The Asylum is a company that specialises in low-budget copies more famous films, all sold with soundalike titles designed to come out at the time of their namesake releases. See the likes of The Da Vinci Treasure (2006), Snakes on a Train (2006), AVH: Alien vs Hunter (2007), The Hitchhiker (2007), I Am Omega (2007), Transmorphers (2007), Allan Quatermain and the Temple of Skulls (2008), The Day the Earth Stopped (2008) 100 Million B.C. (2008), Sunday School Musical (2008), The 18 Year Old Virgin (2009), Abraham Lincoln vs. Zombies (2012), Age of the Hobbits (2012) and Atlantic Rim (2013), among others. With The Haunting of Winchester House, The Asylum hit onto the idea of a string of haunted house films all sold with the association of a famous haunting or murder (something that is frequently scanty to the point of near non-existence). Subsequent others among these include Gacy House (2010), Anneliese: The Exorcist Tapes (2011), A Haunting in Salem (2011), The Haunting of Whaley House (2012), 100 Ghost Street: The Return of Richard Speck (2012) and The Bell Witch Haunting (2013), most of which were conducted in the Found Footage format (although The Haunting of Winchester House is not).

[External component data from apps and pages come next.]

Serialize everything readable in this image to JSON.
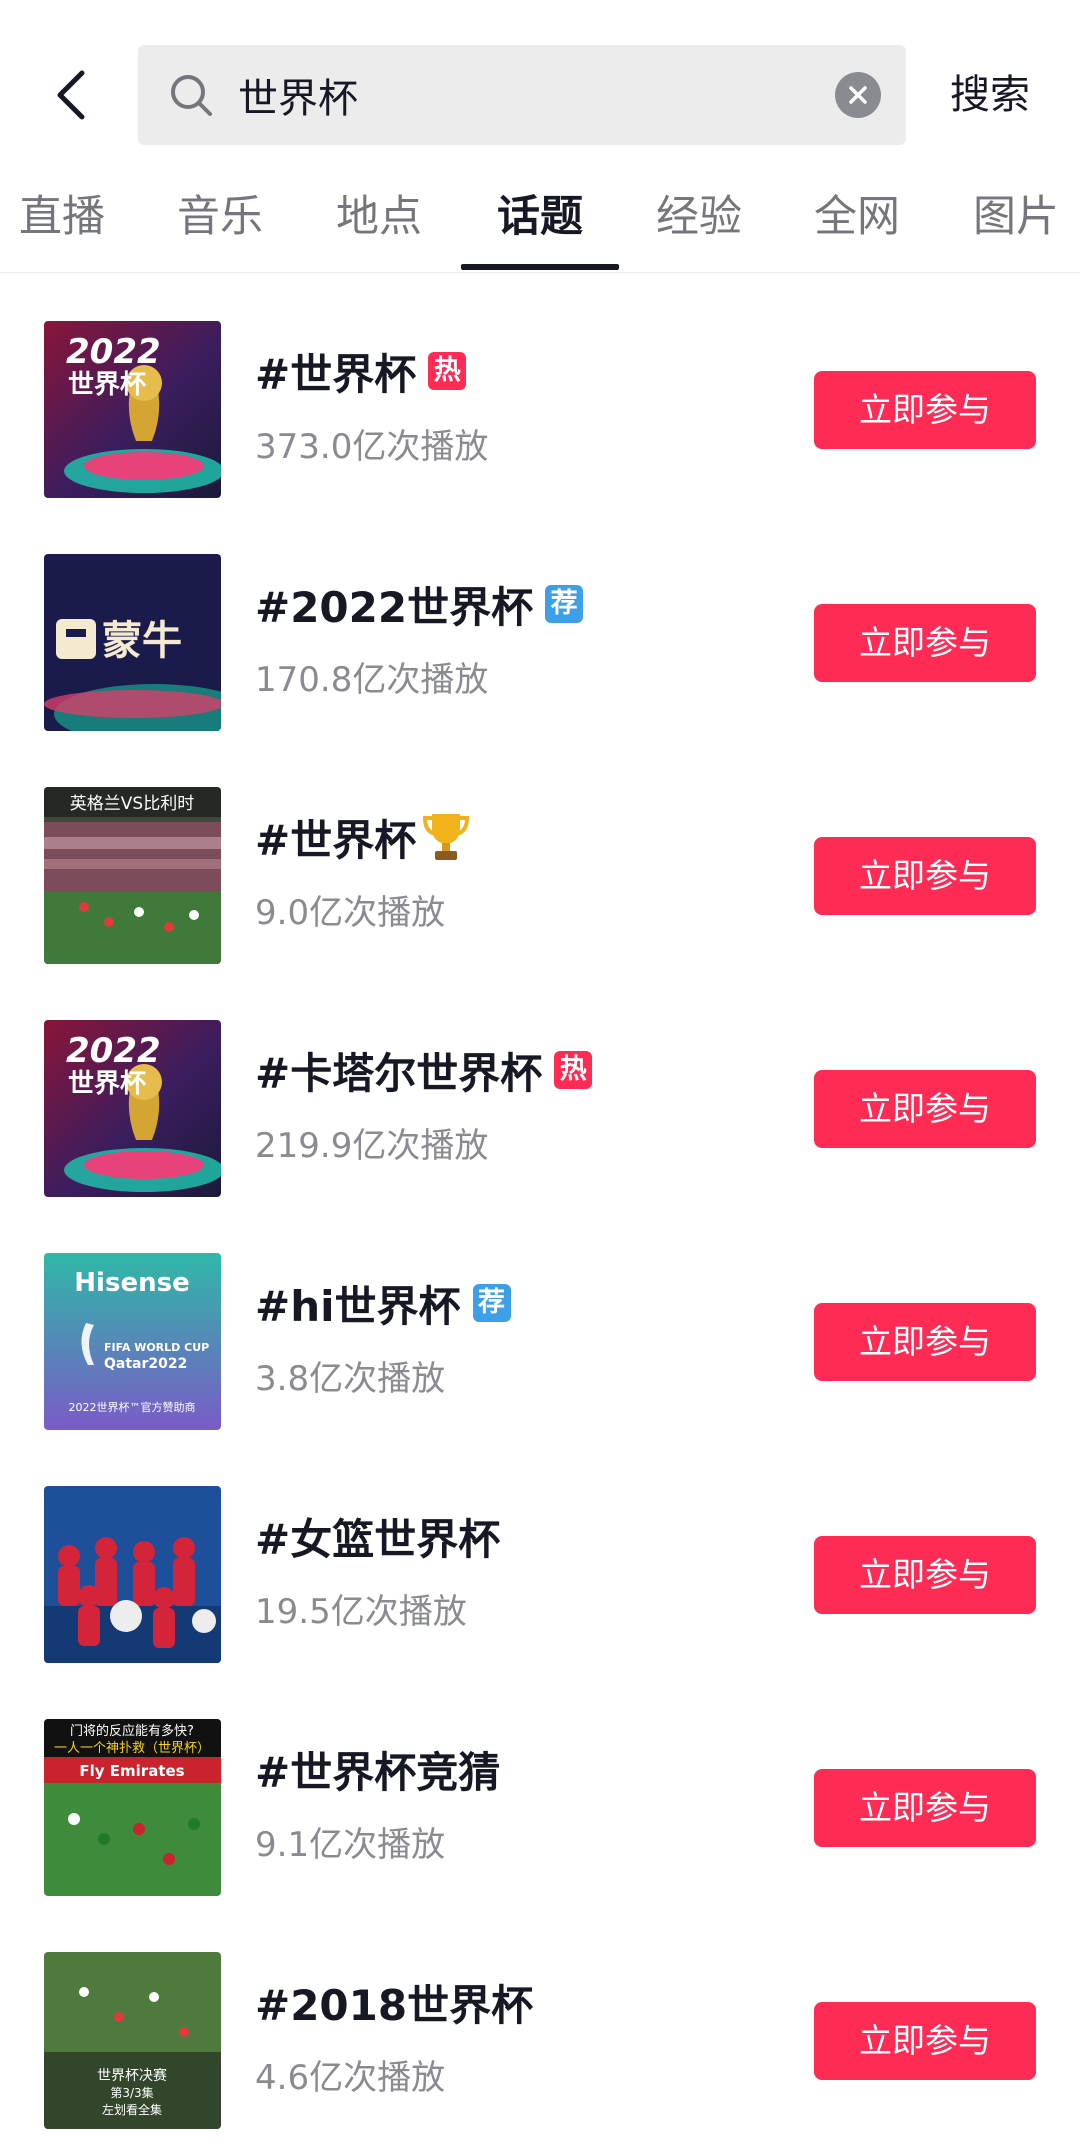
{
  "search": {
    "query": "世界杯",
    "action_label": "搜索"
  },
  "tabs": [
    {
      "label": "直播",
      "active": false
    },
    {
      "label": "音乐",
      "active": false
    },
    {
      "label": "地点",
      "active": false
    },
    {
      "label": "话题",
      "active": true
    },
    {
      "label": "经验",
      "active": false
    },
    {
      "label": "全网",
      "active": false
    },
    {
      "label": "图片",
      "active": false
    }
  ],
  "topics": [
    {
      "title": "#世界杯",
      "badge": "热",
      "badge_type": "hot",
      "views": "373.0亿次播放",
      "button": "立即参与",
      "thumb_text": [
        "2022",
        "世界杯"
      ]
    },
    {
      "title": "#2022世界杯",
      "badge": "荐",
      "badge_type": "rec",
      "views": "170.8亿次播放",
      "button": "立即参与",
      "thumb_text": [
        "蒙牛"
      ]
    },
    {
      "title": "#世界杯",
      "badge": "trophy-emoji",
      "badge_type": "trophy",
      "views": "9.0亿次播放",
      "button": "立即参与",
      "thumb_text": [
        "英格兰VS比利时"
      ]
    },
    {
      "title": "#卡塔尔世界杯",
      "badge": "热",
      "badge_type": "hot",
      "views": "219.9亿次播放",
      "button": "立即参与",
      "thumb_text": [
        "2022",
        "世界杯"
      ]
    },
    {
      "title": "#hi世界杯",
      "badge": "荐",
      "badge_type": "rec",
      "views": "3.8亿次播放",
      "button": "立即参与",
      "thumb_text": [
        "Hisense",
        "FIFA WORLD CUP",
        "Qatar2022",
        "2022世界杯™官方赞助商"
      ]
    },
    {
      "title": "#女篮世界杯",
      "badge": "",
      "badge_type": "none",
      "views": "19.5亿次播放",
      "button": "立即参与",
      "thumb_text": []
    },
    {
      "title": "#世界杯竞猜",
      "badge": "",
      "badge_type": "none",
      "views": "9.1亿次播放",
      "button": "立即参与",
      "thumb_text": [
        "门将的反应能有多快?",
        "一人一个神扑救（世界杯）",
        "Fly Emirates"
      ]
    },
    {
      "title": "#2018世界杯",
      "badge": "",
      "badge_type": "none",
      "views": "4.6亿次播放",
      "button": "立即参与",
      "thumb_text": [
        "世界杯决赛",
        "第3/3集",
        "左划看全集"
      ]
    }
  ],
  "colors": {
    "accent": "#fe2c55",
    "recommend": "#3d9fe6",
    "text_primary": "#161823",
    "text_secondary": "#8a8b91",
    "search_bg": "#ececec"
  }
}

Director Mark Atkins shoots the film cheaply on video. Unfortunately, the flat photography kills the atmosphere that a haunted house film needs to work. The house being shot in looks nothing like a mansion, nor one that was built in the early 20th Century. Atkins jumps are all tiresomely borrowed ones red herring taps on peoples shoulders, an endless array of peripheral figures moving through the background of shots, shapes moving under sheets/quilts and so on. The scores constant lurking, shrieking and lunging becomes overhyped in the endless attempts to generate atmosphere so much that it creates none at all.
The film picks up markedly with the introduction of Tomas Boykins paranormal investigator. Boykin has a striking piece of explanation where he talks about Stage 1 and Stage 2 ghosts as the difference between those that are stuck in limbo and those that are aware of their existence and much more dangerous. This gives the film a fascinating rationalisation of ghostly activity. The downside of it is that Boykin is abruptly killed off as soon as he starts attempting to exorcise the house and the rest of the film returns to the same level of dreary hyped scares. The plot thereafter goes from trying to generate scares to merely being a drama about giving the past closure. The film also reaches a creaky and well-over worn deathdream ending patented by An Occurrence at Owl Creek Bridge (1962) and most famously The Sixth Sense (1999).
The Haunting of Winchester House is made by Mark Atkins, a regular Asylum director who has also made the likes of Halloween Night (2006), Allan Quatermain and the Temple of Skulls (2008), Dragonquest (2009), Princess of Mars (2009), Battle of Los Angeles (2011), Sand Sharks (2011), Alien Origin (2012), Jack the Giant Killer (2013), Knight of the Dead (2013), Android Cop (2014), P-51 Dragon Fighter (2014), A Perfect Vacation (2015), Road Wars (2015), Planet of the Sharks (2016), Empire of the Sharks (2017) and Jurassic World (2017).